──────── Record set

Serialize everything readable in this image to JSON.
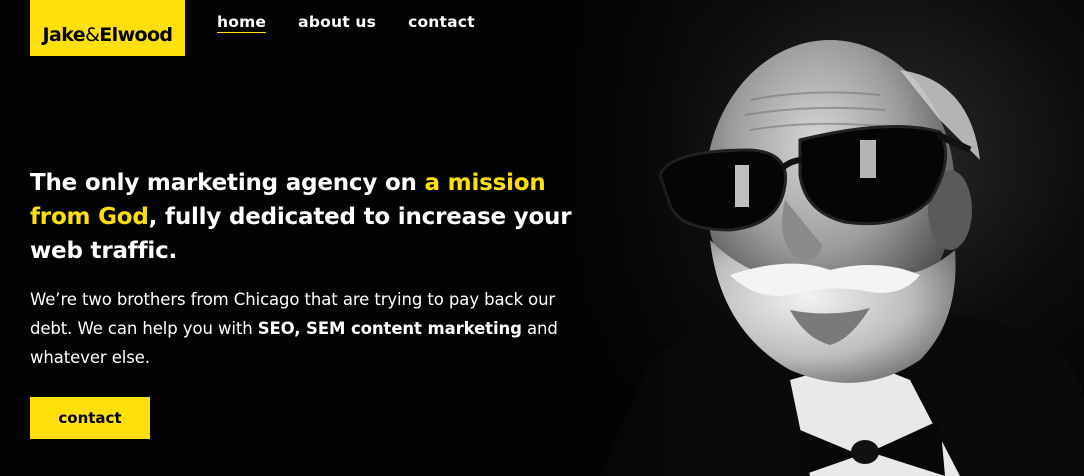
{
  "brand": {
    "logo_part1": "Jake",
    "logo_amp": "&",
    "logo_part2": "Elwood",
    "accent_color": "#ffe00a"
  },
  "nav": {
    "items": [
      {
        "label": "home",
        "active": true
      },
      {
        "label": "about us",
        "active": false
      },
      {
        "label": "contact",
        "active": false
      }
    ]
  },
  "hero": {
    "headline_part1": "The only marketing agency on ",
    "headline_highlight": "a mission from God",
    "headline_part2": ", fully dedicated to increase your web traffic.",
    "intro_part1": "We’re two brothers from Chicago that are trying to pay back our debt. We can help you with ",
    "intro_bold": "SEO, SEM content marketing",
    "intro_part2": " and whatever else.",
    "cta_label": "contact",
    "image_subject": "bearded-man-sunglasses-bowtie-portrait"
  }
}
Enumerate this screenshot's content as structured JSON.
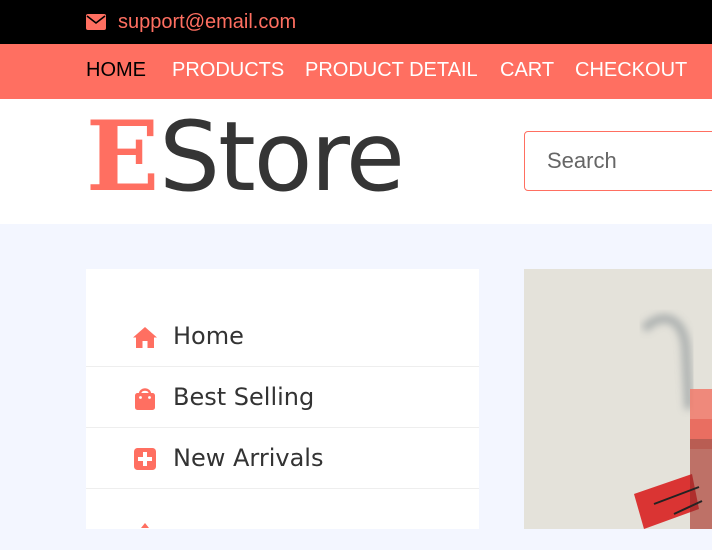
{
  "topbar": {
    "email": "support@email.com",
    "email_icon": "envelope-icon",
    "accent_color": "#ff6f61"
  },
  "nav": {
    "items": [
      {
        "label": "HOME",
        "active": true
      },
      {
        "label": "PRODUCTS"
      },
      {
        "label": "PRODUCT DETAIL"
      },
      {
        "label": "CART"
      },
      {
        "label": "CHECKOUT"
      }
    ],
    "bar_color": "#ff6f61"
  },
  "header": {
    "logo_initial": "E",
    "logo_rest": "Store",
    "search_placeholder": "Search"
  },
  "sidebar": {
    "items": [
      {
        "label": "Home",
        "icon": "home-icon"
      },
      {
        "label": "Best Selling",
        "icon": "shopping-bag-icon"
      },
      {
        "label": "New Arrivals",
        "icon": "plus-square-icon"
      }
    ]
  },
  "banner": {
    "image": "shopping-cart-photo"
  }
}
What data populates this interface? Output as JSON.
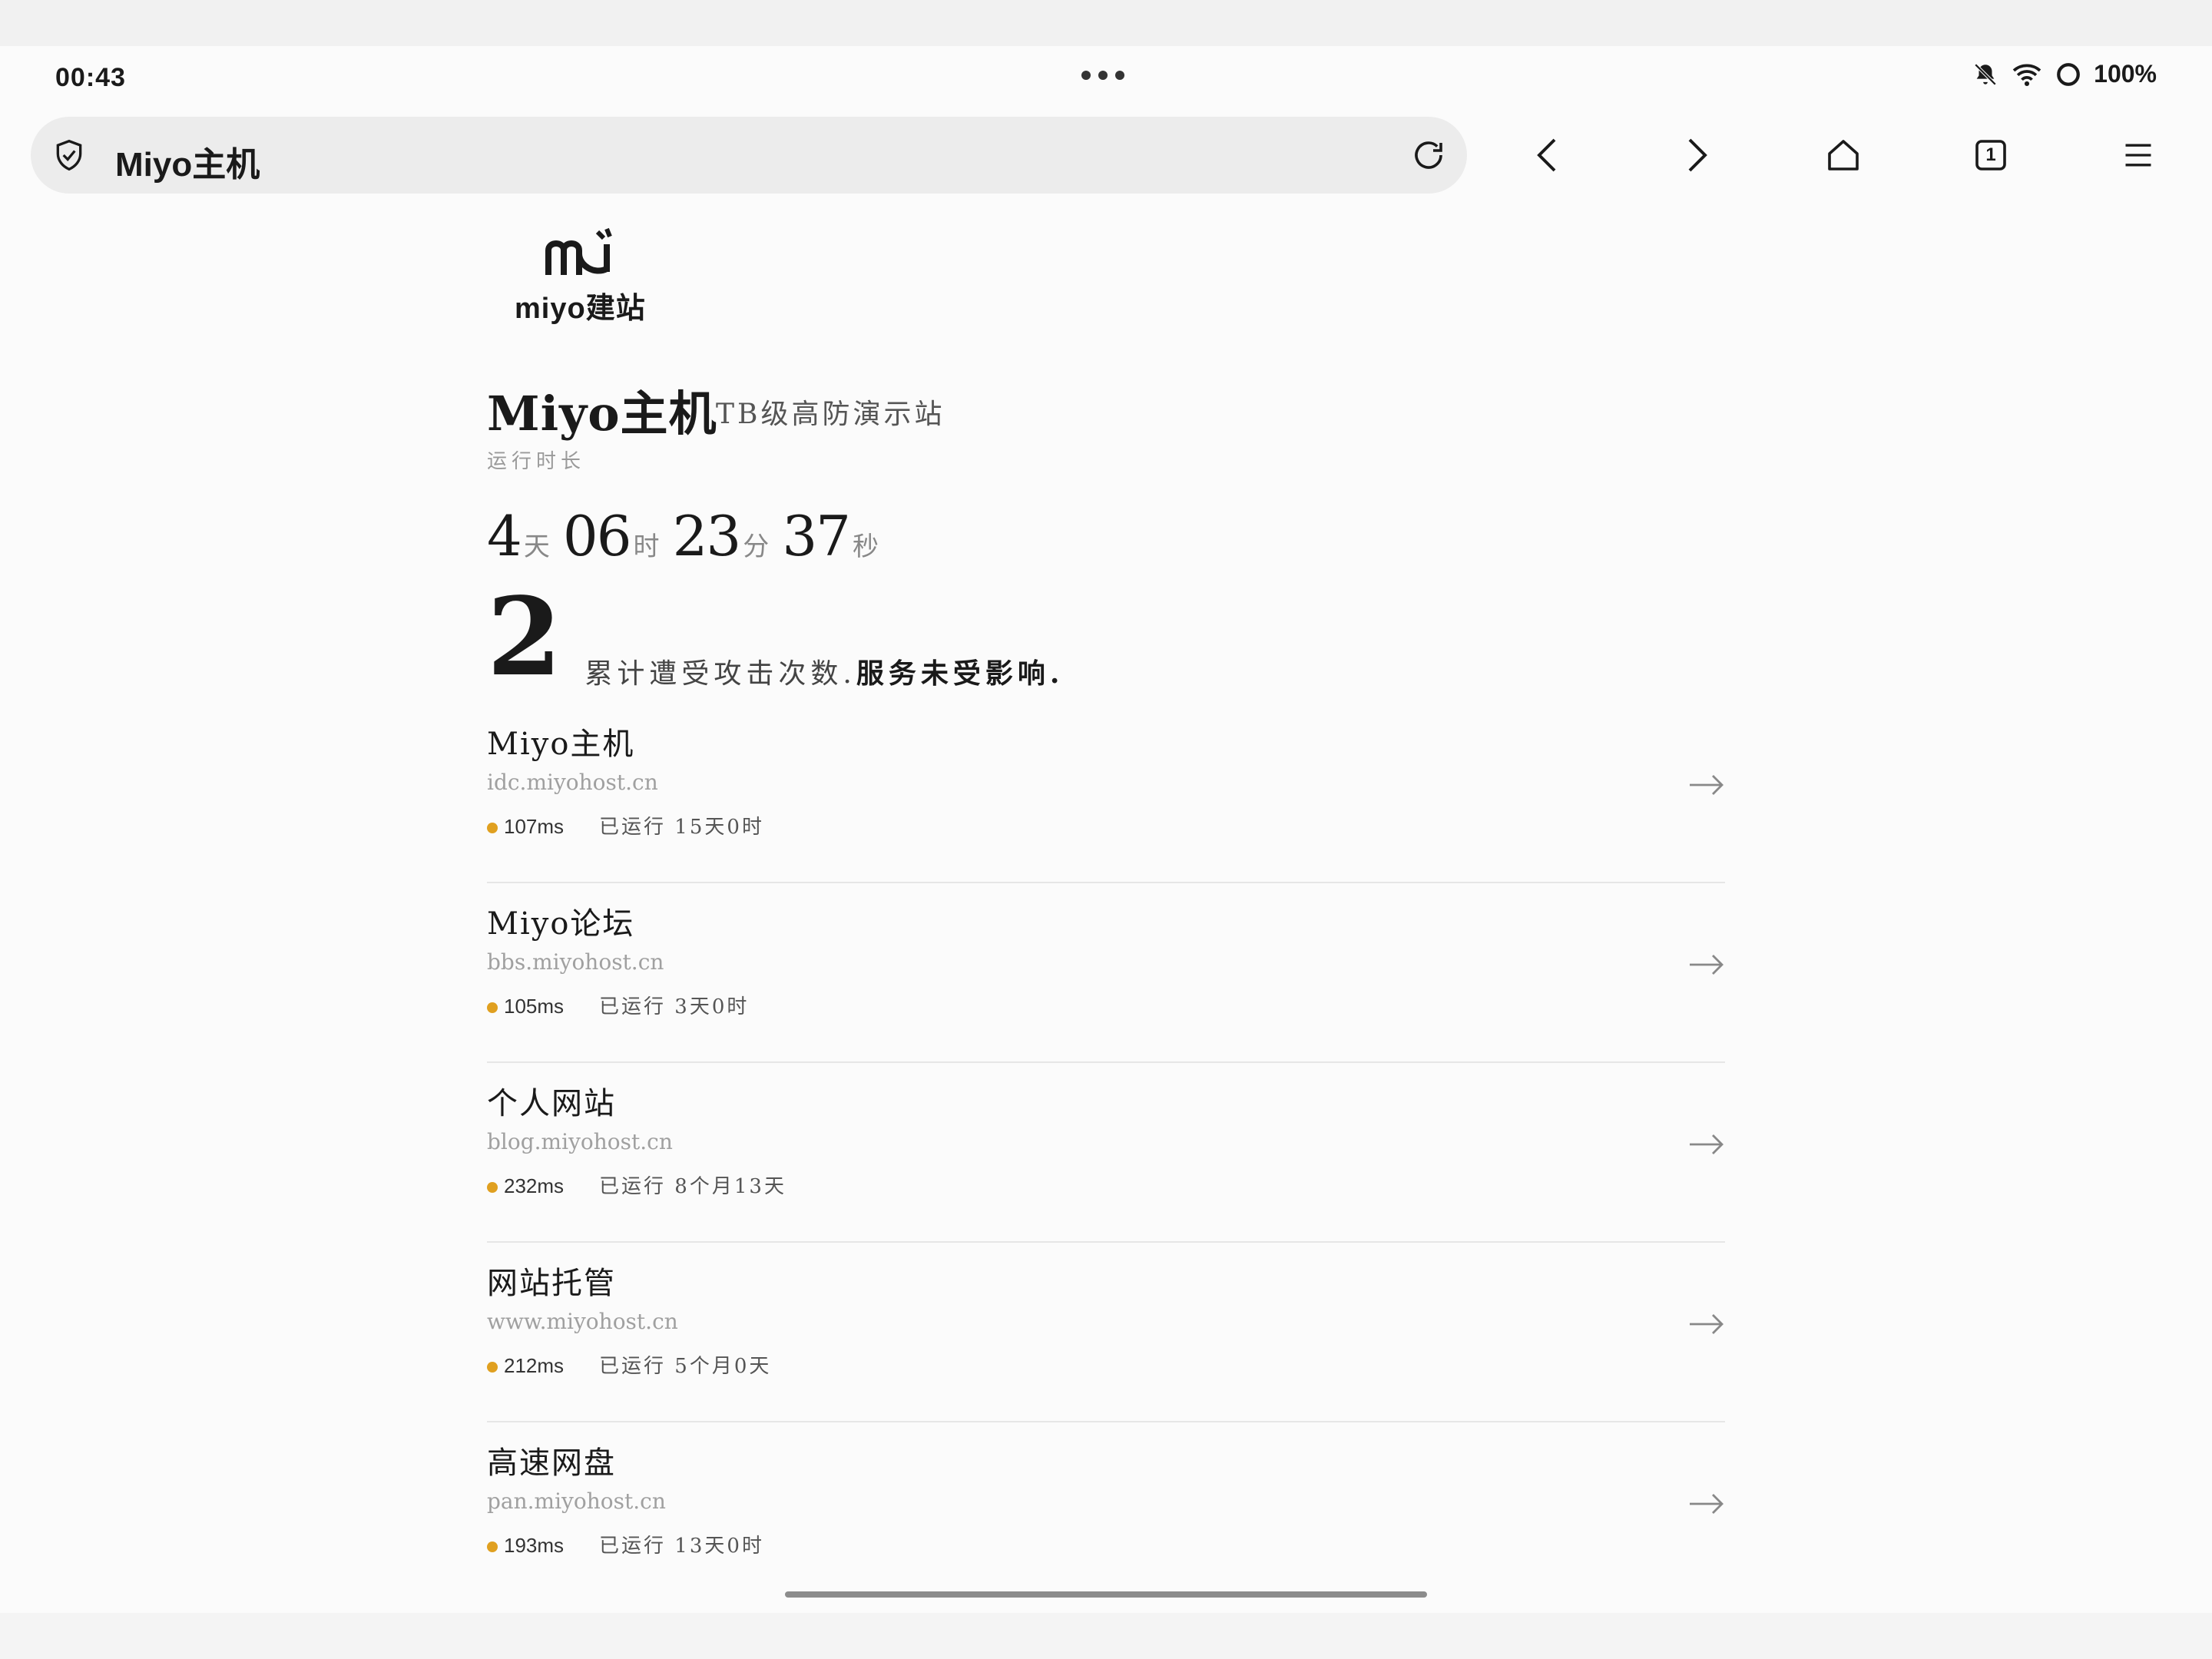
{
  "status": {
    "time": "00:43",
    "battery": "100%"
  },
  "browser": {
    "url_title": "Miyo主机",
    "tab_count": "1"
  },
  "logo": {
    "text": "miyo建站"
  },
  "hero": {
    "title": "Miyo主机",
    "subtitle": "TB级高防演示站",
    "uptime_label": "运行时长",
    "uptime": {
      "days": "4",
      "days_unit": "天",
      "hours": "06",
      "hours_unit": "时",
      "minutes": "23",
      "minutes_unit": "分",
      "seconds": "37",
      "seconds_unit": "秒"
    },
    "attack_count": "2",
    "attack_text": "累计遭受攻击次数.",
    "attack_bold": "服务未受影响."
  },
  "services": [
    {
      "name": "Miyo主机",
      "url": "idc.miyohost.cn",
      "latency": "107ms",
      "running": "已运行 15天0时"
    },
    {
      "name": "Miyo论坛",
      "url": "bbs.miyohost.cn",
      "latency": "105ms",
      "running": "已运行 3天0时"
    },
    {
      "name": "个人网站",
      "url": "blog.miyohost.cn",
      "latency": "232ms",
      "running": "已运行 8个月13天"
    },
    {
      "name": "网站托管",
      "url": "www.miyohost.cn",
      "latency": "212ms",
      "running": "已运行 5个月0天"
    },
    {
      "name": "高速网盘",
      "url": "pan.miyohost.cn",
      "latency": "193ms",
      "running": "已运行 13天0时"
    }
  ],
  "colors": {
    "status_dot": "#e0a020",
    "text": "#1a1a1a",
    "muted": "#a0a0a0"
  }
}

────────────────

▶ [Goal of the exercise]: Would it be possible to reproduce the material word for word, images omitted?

▶ [Response]:
Serialize everything readable in this image to JSON.
{
  "brand": {
    "logo_part1": "Jake",
    "logo_amp": "&",
    "logo_part2": "Elwood",
    "accent_color": "#ffe00a"
  },
  "nav": {
    "items": [
      {
        "label": "home",
        "active": true
      },
      {
        "label": "about us",
        "active": false
      },
      {
        "label": "contact",
        "active": false
      }
    ]
  },
  "hero": {
    "headline_part1": "The only marketing agency on ",
    "headline_highlight": "a mission from God",
    "headline_part2": ", fully dedicated to increase your web traffic.",
    "intro_part1": "We’re two brothers from Chicago that are trying to pay back our debt. We can help you with ",
    "intro_bold": "SEO, SEM content marketing",
    "intro_part2": " and whatever else.",
    "cta_label": "contact",
    "image_subject": "bearded-man-sunglasses-bowtie-portrait"
  }
}
Enumerate this screenshot's content as structured JSON.
{
  "topbar": {
    "email": "support@email.com",
    "email_icon": "envelope-icon",
    "accent_color": "#ff6f61"
  },
  "nav": {
    "items": [
      {
        "label": "HOME",
        "active": true
      },
      {
        "label": "PRODUCTS"
      },
      {
        "label": "PRODUCT DETAIL"
      },
      {
        "label": "CART"
      },
      {
        "label": "CHECKOUT"
      }
    ],
    "bar_color": "#ff6f61"
  },
  "header": {
    "logo_initial": "E",
    "logo_rest": "Store",
    "search_placeholder": "Search"
  },
  "sidebar": {
    "items": [
      {
        "label": "Home",
        "icon": "home-icon"
      },
      {
        "label": "Best Selling",
        "icon": "shopping-bag-icon"
      },
      {
        "label": "New Arrivals",
        "icon": "plus-square-icon"
      }
    ]
  },
  "banner": {
    "image": "shopping-cart-photo"
  }
}
What data populates this interface? Output as JSON.
{
  "status": {
    "time": "00:43",
    "battery": "100%"
  },
  "browser": {
    "url_title": "Miyo主机",
    "tab_count": "1"
  },
  "logo": {
    "text": "miyo建站"
  },
  "hero": {
    "title": "Miyo主机",
    "subtitle": "TB级高防演示站",
    "uptime_label": "运行时长",
    "uptime": {
      "days": "4",
      "days_unit": "天",
      "hours": "06",
      "hours_unit": "时",
      "minutes": "23",
      "minutes_unit": "分",
      "seconds": "37",
      "seconds_unit": "秒"
    },
    "attack_count": "2",
    "attack_text": "累计遭受攻击次数.",
    "attack_bold": "服务未受影响."
  },
  "services": [
    {
      "name": "Miyo主机",
      "url": "idc.miyohost.cn",
      "latency": "107ms",
      "running": "已运行 15天0时"
    },
    {
      "name": "Miyo论坛",
      "url": "bbs.miyohost.cn",
      "latency": "105ms",
      "running": "已运行 3天0时"
    },
    {
      "name": "个人网站",
      "url": "blog.miyohost.cn",
      "latency": "232ms",
      "running": "已运行 8个月13天"
    },
    {
      "name": "网站托管",
      "url": "www.miyohost.cn",
      "latency": "212ms",
      "running": "已运行 5个月0天"
    },
    {
      "name": "高速网盘",
      "url": "pan.miyohost.cn",
      "latency": "193ms",
      "running": "已运行 13天0时"
    }
  ],
  "colors": {
    "status_dot": "#e0a020",
    "text": "#1a1a1a",
    "muted": "#a0a0a0"
  }
}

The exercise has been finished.